  • Cats are triggered by movement. So, with this in mind, avoid pulling your hands away during the bite. Instead, once you've yelled, sit still until they release the grasp. If your hands are caught in your cat's mouth, apply some pressure to get them to open their mouth. Once they release your hand, stop the game and don't give them any more attention. They need to understand that if they bite, playtime is over. 


  • Divert attention and reward 
  • Make sure to divert your cat's attention to their toys. Encourage them to bite and scratch the toys instead of your hands, so they know what's appropriate to bite and scratch and what isn't. And when you see them biting the toys, praise and reward them for it.


    It's essential to train your cat to understand that attacking someone's hand is not a game, but the steps above will not eliminate biting and scratching entirely. So, here are some tips to help you overcome this behaviour: 

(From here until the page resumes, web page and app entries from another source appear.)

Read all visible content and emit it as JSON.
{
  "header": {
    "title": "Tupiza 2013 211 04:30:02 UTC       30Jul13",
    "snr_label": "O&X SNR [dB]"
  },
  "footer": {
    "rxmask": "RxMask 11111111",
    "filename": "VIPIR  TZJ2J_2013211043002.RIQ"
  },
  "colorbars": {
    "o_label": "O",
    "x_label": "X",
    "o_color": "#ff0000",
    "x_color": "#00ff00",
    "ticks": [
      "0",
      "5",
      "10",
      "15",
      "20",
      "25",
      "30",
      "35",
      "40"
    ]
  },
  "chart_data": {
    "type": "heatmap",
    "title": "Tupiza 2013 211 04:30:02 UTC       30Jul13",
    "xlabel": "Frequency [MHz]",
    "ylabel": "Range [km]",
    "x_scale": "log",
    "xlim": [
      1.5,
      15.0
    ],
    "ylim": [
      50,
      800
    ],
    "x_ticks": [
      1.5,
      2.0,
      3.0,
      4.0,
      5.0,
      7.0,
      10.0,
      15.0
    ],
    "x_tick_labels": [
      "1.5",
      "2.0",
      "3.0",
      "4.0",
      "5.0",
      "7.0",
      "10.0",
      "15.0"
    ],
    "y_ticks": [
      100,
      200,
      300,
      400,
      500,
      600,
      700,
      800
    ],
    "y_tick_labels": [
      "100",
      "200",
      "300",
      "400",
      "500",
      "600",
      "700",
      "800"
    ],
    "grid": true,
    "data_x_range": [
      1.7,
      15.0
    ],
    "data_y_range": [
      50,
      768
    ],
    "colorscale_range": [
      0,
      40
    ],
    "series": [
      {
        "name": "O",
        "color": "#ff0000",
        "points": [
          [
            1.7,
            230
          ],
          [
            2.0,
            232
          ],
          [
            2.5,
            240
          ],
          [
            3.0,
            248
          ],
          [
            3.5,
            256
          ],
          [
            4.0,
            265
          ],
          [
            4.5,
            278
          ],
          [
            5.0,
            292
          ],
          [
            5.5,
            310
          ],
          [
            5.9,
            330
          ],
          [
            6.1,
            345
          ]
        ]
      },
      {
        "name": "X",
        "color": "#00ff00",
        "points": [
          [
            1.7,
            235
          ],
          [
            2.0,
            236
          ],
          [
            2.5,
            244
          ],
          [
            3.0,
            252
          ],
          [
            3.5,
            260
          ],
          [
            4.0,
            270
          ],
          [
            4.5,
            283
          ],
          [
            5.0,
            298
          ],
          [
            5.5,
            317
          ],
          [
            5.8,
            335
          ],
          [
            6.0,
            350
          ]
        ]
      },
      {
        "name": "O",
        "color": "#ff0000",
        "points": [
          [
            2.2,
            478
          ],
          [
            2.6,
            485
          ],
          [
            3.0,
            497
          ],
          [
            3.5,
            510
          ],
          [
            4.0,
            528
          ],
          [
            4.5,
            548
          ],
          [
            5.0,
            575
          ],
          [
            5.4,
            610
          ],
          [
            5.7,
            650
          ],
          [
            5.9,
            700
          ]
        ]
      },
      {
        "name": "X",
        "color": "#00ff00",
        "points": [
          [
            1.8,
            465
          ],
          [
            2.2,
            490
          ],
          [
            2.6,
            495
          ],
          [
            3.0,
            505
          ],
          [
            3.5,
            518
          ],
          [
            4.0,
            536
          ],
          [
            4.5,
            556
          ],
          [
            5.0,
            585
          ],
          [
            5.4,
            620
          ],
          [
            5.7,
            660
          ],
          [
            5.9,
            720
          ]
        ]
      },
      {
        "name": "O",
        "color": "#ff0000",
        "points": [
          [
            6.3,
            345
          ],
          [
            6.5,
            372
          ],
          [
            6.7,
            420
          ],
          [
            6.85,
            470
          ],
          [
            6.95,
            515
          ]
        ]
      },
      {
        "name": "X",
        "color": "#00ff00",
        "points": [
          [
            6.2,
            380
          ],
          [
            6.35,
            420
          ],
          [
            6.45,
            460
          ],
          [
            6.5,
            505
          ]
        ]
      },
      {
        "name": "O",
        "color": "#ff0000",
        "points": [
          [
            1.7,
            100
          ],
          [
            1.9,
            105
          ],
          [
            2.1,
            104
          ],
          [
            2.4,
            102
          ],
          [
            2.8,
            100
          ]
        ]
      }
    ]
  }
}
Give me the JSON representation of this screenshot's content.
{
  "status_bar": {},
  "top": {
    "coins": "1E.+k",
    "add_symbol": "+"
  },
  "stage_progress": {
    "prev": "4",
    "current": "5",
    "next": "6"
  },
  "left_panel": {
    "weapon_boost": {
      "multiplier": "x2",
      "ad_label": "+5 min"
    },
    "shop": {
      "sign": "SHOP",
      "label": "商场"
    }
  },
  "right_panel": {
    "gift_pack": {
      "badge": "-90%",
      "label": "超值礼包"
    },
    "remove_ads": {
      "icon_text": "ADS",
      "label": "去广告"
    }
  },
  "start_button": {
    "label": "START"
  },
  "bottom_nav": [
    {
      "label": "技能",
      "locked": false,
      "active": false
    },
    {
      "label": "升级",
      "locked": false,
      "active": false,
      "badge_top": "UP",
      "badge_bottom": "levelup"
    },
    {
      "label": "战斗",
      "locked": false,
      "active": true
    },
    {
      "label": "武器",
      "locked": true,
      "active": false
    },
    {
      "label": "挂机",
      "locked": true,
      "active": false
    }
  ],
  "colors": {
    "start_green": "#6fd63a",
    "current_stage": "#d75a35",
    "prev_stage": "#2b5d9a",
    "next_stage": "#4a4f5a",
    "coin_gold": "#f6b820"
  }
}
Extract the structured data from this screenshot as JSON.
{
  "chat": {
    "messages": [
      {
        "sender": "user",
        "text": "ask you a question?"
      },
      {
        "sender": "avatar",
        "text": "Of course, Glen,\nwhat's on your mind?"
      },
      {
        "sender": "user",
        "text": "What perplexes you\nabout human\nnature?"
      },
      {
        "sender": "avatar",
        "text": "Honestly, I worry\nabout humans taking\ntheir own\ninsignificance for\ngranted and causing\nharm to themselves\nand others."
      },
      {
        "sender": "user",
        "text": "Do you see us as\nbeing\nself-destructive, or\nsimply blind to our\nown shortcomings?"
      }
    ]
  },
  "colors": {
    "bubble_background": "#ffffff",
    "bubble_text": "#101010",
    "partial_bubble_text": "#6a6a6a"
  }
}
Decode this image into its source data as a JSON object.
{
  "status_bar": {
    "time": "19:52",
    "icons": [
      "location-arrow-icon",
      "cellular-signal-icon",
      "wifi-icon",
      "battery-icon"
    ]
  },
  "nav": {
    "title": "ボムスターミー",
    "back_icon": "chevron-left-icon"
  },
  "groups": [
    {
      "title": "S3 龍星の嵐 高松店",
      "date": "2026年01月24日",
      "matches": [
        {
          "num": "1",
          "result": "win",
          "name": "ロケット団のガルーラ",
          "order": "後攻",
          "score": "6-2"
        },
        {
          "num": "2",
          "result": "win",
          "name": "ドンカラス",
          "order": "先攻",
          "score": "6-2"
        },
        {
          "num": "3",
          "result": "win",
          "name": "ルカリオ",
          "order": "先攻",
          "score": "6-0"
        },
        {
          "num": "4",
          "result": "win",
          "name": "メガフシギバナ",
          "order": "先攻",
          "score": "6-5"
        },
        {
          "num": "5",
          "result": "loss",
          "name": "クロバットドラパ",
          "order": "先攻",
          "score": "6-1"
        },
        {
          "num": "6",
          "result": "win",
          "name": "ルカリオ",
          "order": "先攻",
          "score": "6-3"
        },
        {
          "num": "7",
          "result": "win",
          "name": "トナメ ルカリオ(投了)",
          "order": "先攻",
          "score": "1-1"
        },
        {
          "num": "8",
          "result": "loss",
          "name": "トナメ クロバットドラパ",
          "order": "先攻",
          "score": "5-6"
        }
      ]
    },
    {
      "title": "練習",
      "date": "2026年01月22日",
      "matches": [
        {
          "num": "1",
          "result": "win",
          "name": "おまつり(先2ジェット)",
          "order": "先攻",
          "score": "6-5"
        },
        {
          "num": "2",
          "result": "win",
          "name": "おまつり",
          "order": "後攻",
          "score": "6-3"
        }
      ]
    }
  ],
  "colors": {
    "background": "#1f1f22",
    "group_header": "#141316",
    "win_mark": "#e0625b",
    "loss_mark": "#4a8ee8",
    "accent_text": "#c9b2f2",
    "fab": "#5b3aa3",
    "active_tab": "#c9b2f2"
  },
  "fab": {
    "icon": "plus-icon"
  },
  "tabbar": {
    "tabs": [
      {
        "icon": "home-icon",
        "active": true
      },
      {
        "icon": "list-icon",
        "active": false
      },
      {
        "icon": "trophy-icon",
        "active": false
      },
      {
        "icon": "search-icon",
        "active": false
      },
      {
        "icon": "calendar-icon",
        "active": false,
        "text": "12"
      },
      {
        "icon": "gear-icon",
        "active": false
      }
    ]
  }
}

    Trim their claws:  Claw trimming, different to declawing, does not injure your cat, and cats should have their claws trimmed regularly. You can purchase nail clippers from the pet store, or you take your cat to a groomer to get this done. 

    Implement timeouts: Putting your cat on a timeout can be an effective method to get them to understand cause and effect. Once they've released your hands from their mouth, you can either leave the room or put them in a dark, quiet spot with no distractions. Leave your cat for 15 minutes and if they're asleep when you get back, leave them there until they wake up. When they awaken, you can show them some love.

    Avoid roughhousing: Avoid playing rough with your cat, as it's sure to encourage this behaviour. 

    Encourage active play: Make sure you give your kitten enough active play. Short, 15-minute sessions with interactive toys multiple times a day can be enough to make your cat feel stimulated.


    Get a scratching post: Purchase a scratching post and teach your cat the appropriate objects that they are allowed to scratch. Try different scratch toys, like horizontal or vertical posts, that have different textures to keep your cat entertained and engaged. 

    Remain consistent: Training a cat is not an overnight process. So, make sure you stay consistent with the way you choose to discipline your cat, as consistency will get them to understand where they're going wrong. 

    These tips and tricks are not a one-size-fits-all approach, so you should try different techniques as necessary and remember to remain consistent in training. If you've tried everything under the sun and you notice that your cat is still scratching and biting, consider taking them to a vet. A playful bite or scratch may be cute when they're still a kitten, but allowing them to do into their adult years can cause real behavioural and social problems down the line.

    Leave a comment

    Please note, comments must be approved before they are published

    YOUR CART (0)

    No Products in the Cart